Investigation of Microphysics and Precipitation for Atlantic Coast-Threatening Snowstorms
The Investigation of Microphysics and Precipitation for Atlantic Coast-Threatening Snowstorms (IMPACTS) flies a complementary suite of remote sensing and in-situ instruments on two aircraft for three 6-week deployments during January and February in 2020, 2022, and 2023. The science goals of IMPACTS are to
- characterize the spatial and temporal scales and structures of snowbands,
- understand the dynamical, thermodynamical, and microphysical processes that produce the observed structures and
- apply this understanding of the structures and underlying processes to improve remote sensing and modeling of snowfall.
IMPACTS addresses the NASA Earth Science Enterprise science goal to study Earth to advance scientific understanding and meet societal needs, and the NASA Weather Focus Area’s research objective to “enable improved predictive capability for weather and extreme weather events.” IMPACTS is also relevant to the Global Precipitation Measurement (GPM) and CloudSat missions, and the National Academies recommendation for a designated program focused on clouds, convection, and precipitation.

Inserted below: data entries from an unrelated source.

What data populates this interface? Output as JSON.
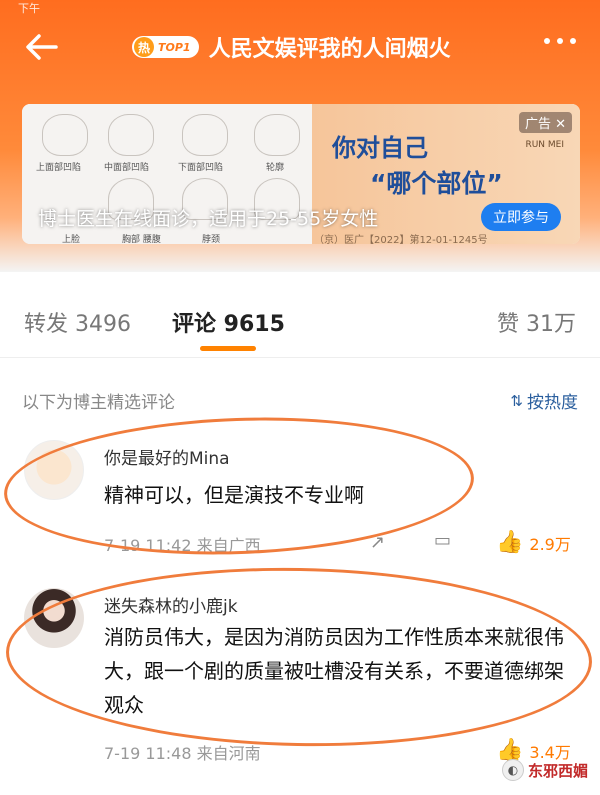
{
  "status": {
    "time": "下午"
  },
  "header": {
    "hot_badge": {
      "icon": "热",
      "rank": "TOP1"
    },
    "title": "人民文娱评我的人间烟火",
    "back_icon": "back-arrow-icon",
    "more_icon": "more-dots-icon"
  },
  "ad": {
    "tag": "广告",
    "headline_line1": "你对自己",
    "headline_line2": "“哪个部位”",
    "brand": "RUN MEI",
    "caption": "博士医生在线面诊，适用于25-55岁女性",
    "cta": "立即参与",
    "license": "（京）医广【2022】第12-01-1245号",
    "face_labels": [
      "上面部凹陷",
      "中面部凹陷",
      "下面部凹陷",
      "轮廓",
      "上脸",
      "胸部 腰腹",
      "脖颈"
    ]
  },
  "tabs": {
    "repost": "转发 3496",
    "comment": "评论 9615",
    "like": "赞 31万"
  },
  "filter": {
    "label": "以下为博主精选评论",
    "sort": "按热度",
    "sort_icon": "sort-icon"
  },
  "comments": [
    {
      "user": "你是最好的Mina",
      "text": "精神可以，但是演技不专业啊",
      "time": "7-19 11:42",
      "source": "来自广西",
      "likes": "2.9万"
    },
    {
      "user": "迷失森林的小鹿jk",
      "text": "消防员伟大，是因为消防员因为工作性质本来就很伟大，跟一个剧的质量被吐槽没有关系，不要道德绑架观众",
      "time": "7-19 11:48",
      "source": "来自河南",
      "likes": "3.4万"
    }
  ],
  "watermark": {
    "text": "东邪西媚"
  },
  "colors": {
    "accent": "#ff8200",
    "link": "#2b5f9e",
    "annotation": "#f07c3c"
  }
}
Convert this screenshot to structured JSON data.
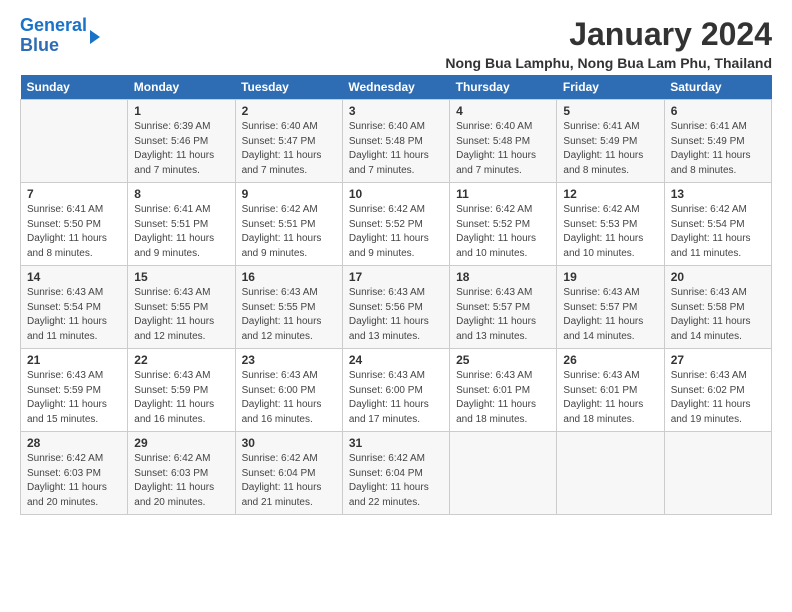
{
  "logo": {
    "line1": "General",
    "line2": "Blue"
  },
  "title": "January 2024",
  "location": "Nong Bua Lamphu, Nong Bua Lam Phu, Thailand",
  "weekdays": [
    "Sunday",
    "Monday",
    "Tuesday",
    "Wednesday",
    "Thursday",
    "Friday",
    "Saturday"
  ],
  "weeks": [
    [
      {
        "day": "",
        "info": ""
      },
      {
        "day": "1",
        "info": "Sunrise: 6:39 AM\nSunset: 5:46 PM\nDaylight: 11 hours\nand 7 minutes."
      },
      {
        "day": "2",
        "info": "Sunrise: 6:40 AM\nSunset: 5:47 PM\nDaylight: 11 hours\nand 7 minutes."
      },
      {
        "day": "3",
        "info": "Sunrise: 6:40 AM\nSunset: 5:48 PM\nDaylight: 11 hours\nand 7 minutes."
      },
      {
        "day": "4",
        "info": "Sunrise: 6:40 AM\nSunset: 5:48 PM\nDaylight: 11 hours\nand 7 minutes."
      },
      {
        "day": "5",
        "info": "Sunrise: 6:41 AM\nSunset: 5:49 PM\nDaylight: 11 hours\nand 8 minutes."
      },
      {
        "day": "6",
        "info": "Sunrise: 6:41 AM\nSunset: 5:49 PM\nDaylight: 11 hours\nand 8 minutes."
      }
    ],
    [
      {
        "day": "7",
        "info": "Sunrise: 6:41 AM\nSunset: 5:50 PM\nDaylight: 11 hours\nand 8 minutes."
      },
      {
        "day": "8",
        "info": "Sunrise: 6:41 AM\nSunset: 5:51 PM\nDaylight: 11 hours\nand 9 minutes."
      },
      {
        "day": "9",
        "info": "Sunrise: 6:42 AM\nSunset: 5:51 PM\nDaylight: 11 hours\nand 9 minutes."
      },
      {
        "day": "10",
        "info": "Sunrise: 6:42 AM\nSunset: 5:52 PM\nDaylight: 11 hours\nand 9 minutes."
      },
      {
        "day": "11",
        "info": "Sunrise: 6:42 AM\nSunset: 5:52 PM\nDaylight: 11 hours\nand 10 minutes."
      },
      {
        "day": "12",
        "info": "Sunrise: 6:42 AM\nSunset: 5:53 PM\nDaylight: 11 hours\nand 10 minutes."
      },
      {
        "day": "13",
        "info": "Sunrise: 6:42 AM\nSunset: 5:54 PM\nDaylight: 11 hours\nand 11 minutes."
      }
    ],
    [
      {
        "day": "14",
        "info": "Sunrise: 6:43 AM\nSunset: 5:54 PM\nDaylight: 11 hours\nand 11 minutes."
      },
      {
        "day": "15",
        "info": "Sunrise: 6:43 AM\nSunset: 5:55 PM\nDaylight: 11 hours\nand 12 minutes."
      },
      {
        "day": "16",
        "info": "Sunrise: 6:43 AM\nSunset: 5:55 PM\nDaylight: 11 hours\nand 12 minutes."
      },
      {
        "day": "17",
        "info": "Sunrise: 6:43 AM\nSunset: 5:56 PM\nDaylight: 11 hours\nand 13 minutes."
      },
      {
        "day": "18",
        "info": "Sunrise: 6:43 AM\nSunset: 5:57 PM\nDaylight: 11 hours\nand 13 minutes."
      },
      {
        "day": "19",
        "info": "Sunrise: 6:43 AM\nSunset: 5:57 PM\nDaylight: 11 hours\nand 14 minutes."
      },
      {
        "day": "20",
        "info": "Sunrise: 6:43 AM\nSunset: 5:58 PM\nDaylight: 11 hours\nand 14 minutes."
      }
    ],
    [
      {
        "day": "21",
        "info": "Sunrise: 6:43 AM\nSunset: 5:59 PM\nDaylight: 11 hours\nand 15 minutes."
      },
      {
        "day": "22",
        "info": "Sunrise: 6:43 AM\nSunset: 5:59 PM\nDaylight: 11 hours\nand 16 minutes."
      },
      {
        "day": "23",
        "info": "Sunrise: 6:43 AM\nSunset: 6:00 PM\nDaylight: 11 hours\nand 16 minutes."
      },
      {
        "day": "24",
        "info": "Sunrise: 6:43 AM\nSunset: 6:00 PM\nDaylight: 11 hours\nand 17 minutes."
      },
      {
        "day": "25",
        "info": "Sunrise: 6:43 AM\nSunset: 6:01 PM\nDaylight: 11 hours\nand 18 minutes."
      },
      {
        "day": "26",
        "info": "Sunrise: 6:43 AM\nSunset: 6:01 PM\nDaylight: 11 hours\nand 18 minutes."
      },
      {
        "day": "27",
        "info": "Sunrise: 6:43 AM\nSunset: 6:02 PM\nDaylight: 11 hours\nand 19 minutes."
      }
    ],
    [
      {
        "day": "28",
        "info": "Sunrise: 6:42 AM\nSunset: 6:03 PM\nDaylight: 11 hours\nand 20 minutes."
      },
      {
        "day": "29",
        "info": "Sunrise: 6:42 AM\nSunset: 6:03 PM\nDaylight: 11 hours\nand 20 minutes."
      },
      {
        "day": "30",
        "info": "Sunrise: 6:42 AM\nSunset: 6:04 PM\nDaylight: 11 hours\nand 21 minutes."
      },
      {
        "day": "31",
        "info": "Sunrise: 6:42 AM\nSunset: 6:04 PM\nDaylight: 11 hours\nand 22 minutes."
      },
      {
        "day": "",
        "info": ""
      },
      {
        "day": "",
        "info": ""
      },
      {
        "day": "",
        "info": ""
      }
    ]
  ]
}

The IMPACTS airborne instrument suite provides a synergistic range of measurements for snow process studies. It combines advanced radar, lidar, and microwave radiometer remote sensing instruments on the ER-2 with state-of-the-art microphysics probes and dropsonde capabilities on the P-3 to sample US East Coast winter storms. Ground-based meteorological, radar and rawinsonde measurements along with data from multiple NASA and NOAA satellites [e.g. GPM and GOES-16] and computer model generated fields augment the aircraft data
Lynn McMurdie - firstname.lastname@example.org